Normally, women’s ovaries produce female sex hormones and a tiny amount of male sex hormones (androgens) regulating the normal development of eggs in the ovaries during each menstrual cycle, while women with PCOS produce higher-than-normal amounts of male hormones.
Follicles are fluid-filled sacs within the ovaries that contain eggs released each month to get fertilized by a male’s sperm. Normally, one or more eggs are released during each menstrual cycle. This is called ovulation. In PCOS, the eggs in these follicles do not mature enough to trigger ovulation, thus, not released from the ovaries. Instead, they form many small cysts in the ovary, hence the name “polycystic” ovaries. Thus, the lack of ovulation causes disruptive extra male hormone production and less of the female that affects the menstrual cycle.
Studies show that PCOS seems to run in families, so the chance of having it is higher if other women in the family have PCOS, irregular periods, or diabetes, though, it is not the same for every woman with PCOS as your writer is among one of those. Likely, many genes, not just one, insulin resistance, and inflammation, all have been linked to excess androgen production and the condition, which many doctors also believe besides not knowing what exactly cause PCOS.
Almost 70% of women with PCOS have insulin resistance, which means that their cells can’t use insulin properly which is a hormone produced by the pancreas to help the body use sugar from foods for energy. Obesity is a major cause of insulin resistance. Both obesity and insulin resistance can increase your risk of type 2 diabetes.

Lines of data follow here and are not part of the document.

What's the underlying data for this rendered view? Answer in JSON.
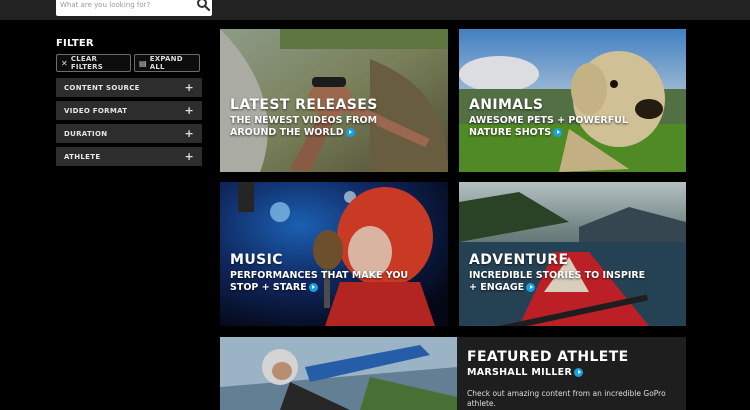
{
  "search": {
    "placeholder": "What are you looking for?"
  },
  "filter": {
    "title": "FILTER",
    "clear_label": "CLEAR FILTERS",
    "expand_label": "EXPAND ALL",
    "items": [
      {
        "label": "CONTENT SOURCE"
      },
      {
        "label": "VIDEO FORMAT"
      },
      {
        "label": "DURATION"
      },
      {
        "label": "ATHLETE"
      }
    ]
  },
  "tiles": [
    {
      "title": "LATEST RELEASES",
      "sub1": "THE NEWEST VIDEOS FROM",
      "sub2": "AROUND THE WORLD"
    },
    {
      "title": "ANIMALS",
      "sub1": "AWESOME PETS + POWERFUL",
      "sub2": "NATURE SHOTS"
    },
    {
      "title": "MUSIC",
      "sub1": "PERFORMANCES THAT MAKE YOU",
      "sub2": "STOP + STARE"
    },
    {
      "title": "ADVENTURE",
      "sub1": "INCREDIBLE STORIES TO INSPIRE",
      "sub2": "+ ENGAGE"
    }
  ],
  "featured": {
    "title": "FEATURED ATHLETE",
    "name": "MARSHALL MILLER",
    "description": "Check out amazing content from an incredible GoPro athlete."
  },
  "colors": {
    "accent": "#14a3e0",
    "panel": "#2d2d2d",
    "topbar": "#222222"
  }
}
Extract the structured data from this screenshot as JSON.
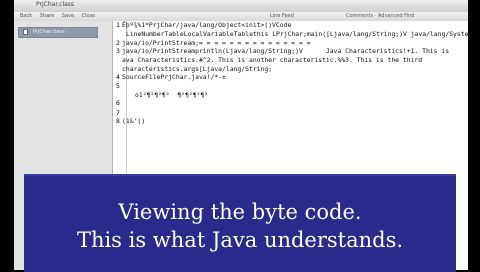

The medical treatment of PCOD/PCOS usually starts with lifestyle modifications like weight loss, diet, proper sleep, and exercise. Basically, it requires you to focus on managing your individual concerns, such as infertility, hirsutism, acne, or obesity. Losing weight (which can be difficult) has been shown to help with diabetes, high blood pressure, high cholesterol, and also with infertility.
Not getting deep into the medications specifications, I would just suggest you refer to a doctor without any delays because a doctor will better suggest you to deal with your condition because if not treated in time, PCOS increases risks of insulin-resistant diabetes, endometrial cancer, breast cancer, infertility, and obesity-related conditions such as high cholesterol leading to heart diseases.
Lakshika Thakur is a freelance content writer with femsay.com. She can be found on Instagram.